Tuesday, September 27, 2011
by Holly Hughes
It’s been a busy week for the death penalty in American jurisprudence. We seldom hear so much about it from simultaneous corners. From Texas to Georgia to Connecticut, we have seen it take center stage this week. What I find fascinating are the varied reactions to each of these individuals cases.
Troy Davis was convicted nearly two decades ago for the murder of off-duty police officer Mark MacPhail. In the ensuing twenty two years since that murder, Davis’ case has been heard by twenty eight different courts, including the Supreme Court of the United States. His legal team sought clemency from the Georgia State Board of Pardons and Parole Board twice. Thanks to the advent of social media Troy’s case generated enough attention to collect over 600,000 signatures calling for a stay. There were protests staged at the Georgia State Capitol Building and the Georgia Diagnostic Classification Prison where Davis’ execution was carried out. Former Presidents and Popes weighed in.
A lot of the news coverage stated emphatically that there was no physical evidence. Other media outlets briefly acknowledged that there was some, ie: the shell casings, which matched casings from another shooting that Davis had been convicted of. Much was made about the seven recantations, but little was mentioned about the fact that it took seventeen years for those recantations to occur.
I am not weighing in on the guilt or innocence of Troy Davis. I have not read the transcripts, nor watched any interviews of witnesses. I am simply commenting on the fact that most of the reporting on this particular case was inaccurate or incomplete at best. However, it garnered a lot of attention and gave opponents of the death penalty a great deal of ammunition in their argument against the death penalty.
At the same time, in Texas, another man was scheduled to be, and ultimately was, executed. We didn’t see this one widely reported. In fact, it passed relatively unnoticed. On the very same day that Georgia executed Troy Davis, the State of Texas put to death Lawrence Russell Brewer. Brewer was convicted of the horrific murder of James Byrd, Jr. back in 1998. Brewer, along with his two co-defendants in the case, committed unspeakable violence against Mr. Byrd simply because he was African-American. It was a hate crime pure and simple. But there was nothing pure or simple about the inhuman acts perpetrated against Mr. Byrd. He was beaten unconsciousness, urinated on, tied by the ankles with a heavy chain and drug behind a truck until his arm and head were severed from his body.

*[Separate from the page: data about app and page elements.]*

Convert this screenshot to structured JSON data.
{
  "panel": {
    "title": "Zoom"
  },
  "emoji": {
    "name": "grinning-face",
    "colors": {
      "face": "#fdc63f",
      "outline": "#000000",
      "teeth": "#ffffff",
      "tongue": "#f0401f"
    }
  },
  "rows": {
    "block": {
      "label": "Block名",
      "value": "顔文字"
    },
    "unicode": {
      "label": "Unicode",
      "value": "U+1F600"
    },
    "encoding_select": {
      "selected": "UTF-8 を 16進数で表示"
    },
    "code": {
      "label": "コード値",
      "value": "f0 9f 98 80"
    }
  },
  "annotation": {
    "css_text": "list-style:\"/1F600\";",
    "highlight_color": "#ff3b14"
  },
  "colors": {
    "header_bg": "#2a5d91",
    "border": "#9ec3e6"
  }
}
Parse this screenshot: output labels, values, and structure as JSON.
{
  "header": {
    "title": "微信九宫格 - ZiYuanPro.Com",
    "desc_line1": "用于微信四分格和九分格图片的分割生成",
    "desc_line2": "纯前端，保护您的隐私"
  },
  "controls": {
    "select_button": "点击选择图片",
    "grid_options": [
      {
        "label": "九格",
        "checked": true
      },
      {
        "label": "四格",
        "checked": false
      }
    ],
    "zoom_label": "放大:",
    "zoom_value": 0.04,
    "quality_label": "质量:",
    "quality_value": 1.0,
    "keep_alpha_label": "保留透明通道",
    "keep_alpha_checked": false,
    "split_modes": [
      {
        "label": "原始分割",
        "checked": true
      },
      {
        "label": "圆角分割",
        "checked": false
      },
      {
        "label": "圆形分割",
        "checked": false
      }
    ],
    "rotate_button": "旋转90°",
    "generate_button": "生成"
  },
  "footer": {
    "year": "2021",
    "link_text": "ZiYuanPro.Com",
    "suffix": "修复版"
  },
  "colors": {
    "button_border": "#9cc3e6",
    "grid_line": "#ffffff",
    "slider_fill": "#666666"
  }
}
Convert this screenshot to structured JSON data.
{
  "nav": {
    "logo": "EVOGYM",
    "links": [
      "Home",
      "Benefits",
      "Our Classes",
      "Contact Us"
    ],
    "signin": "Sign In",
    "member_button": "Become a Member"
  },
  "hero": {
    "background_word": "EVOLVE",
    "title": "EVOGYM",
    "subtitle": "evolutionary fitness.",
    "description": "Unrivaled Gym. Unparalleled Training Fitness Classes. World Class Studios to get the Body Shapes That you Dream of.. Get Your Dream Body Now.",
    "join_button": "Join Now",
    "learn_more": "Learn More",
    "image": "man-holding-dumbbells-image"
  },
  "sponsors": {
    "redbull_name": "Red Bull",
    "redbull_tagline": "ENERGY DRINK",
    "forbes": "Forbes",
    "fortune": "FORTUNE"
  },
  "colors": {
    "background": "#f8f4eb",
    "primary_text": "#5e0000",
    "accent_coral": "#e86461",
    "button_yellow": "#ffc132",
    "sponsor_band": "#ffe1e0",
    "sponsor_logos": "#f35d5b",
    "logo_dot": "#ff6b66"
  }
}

While Texas and Georgia were carrying out death sentences, Connecticut was seeking to have one handed down. This brings us to the case of Joshua Komisarjevsky. This is the monster who broke into the Petit family home, beat Dr. Petit unconscious and tied him up. Once that was done, he then, along with his co-defendant, Stephen Hayes, sexually assaulted the Doctor’s wife and two daughters, the youngest of which was eleven years old. When that was done, Komisarjevsky took Mrs. Petit to the bank and forced her to withdraw fifteen thousand dollars. As if all of these abuses were not enough, when they returned to the house, these two monsters tied all the women to their beds and set the house on fire, burning them alive.
Prior to this case, the State of Connecticut was debating abolishing the death penalty. These crimes put a quick stop to that. In the face of such evil, the people decided they needed the death penalty, they wanted the death penalty and they were going to seek the death penalty. They got it. Last year, co-defendant Stephen Hayes was sentenced to death.
So, the question that arises is: why did we not see 600,000 signatures calling for a stay for Lawrence Russell Brewer? Why are there no protests outside the Connecticut courthouse where prosecutors are currently seeking the death penalty against Komisarjevsky? Now, the easy answer is “there was little to no evidence against Troy Davis.” Well, who gets to make that decision? A jury of his peers, yes, his peers. Seven of the original twelve jurors were African-American.
Twenty eight different courts reviewed this case and felt that the evidence was strong enough, even in light of the late-in-the-day recantations. From a purely pragmatic standpoint, allowing social media to dictate who gets executed and who doesn’t turns the justice system into nothing more than a version of Survivor (no pun intended). No one should be voted off the island but people who weren’t even involved in the game.
Again, I cannot say whether or not Troy Davis was guilty. I am simply asking the question, “what can we learn” from this past weeks’ multiple death cases. If you believe the death penalty is wrong, then it’s wrong for everyone, including the monsters who commit unspeakable horrors against their fellow human beings, sometimes for no other reason than prejudice.
If the problem is with the application, then how do we fix it? Lobby legislatures? Call for one uniform application of the death penalty, which would be forced on all states by the federal government? I don’t pretend to have the answers. I will leave that to minds greater than my own. But I find it an interesting dichotomy that the folks who oppose the unequal application of the death penalty are themselves unequal in their passion of whom they choose to rally for.Tweet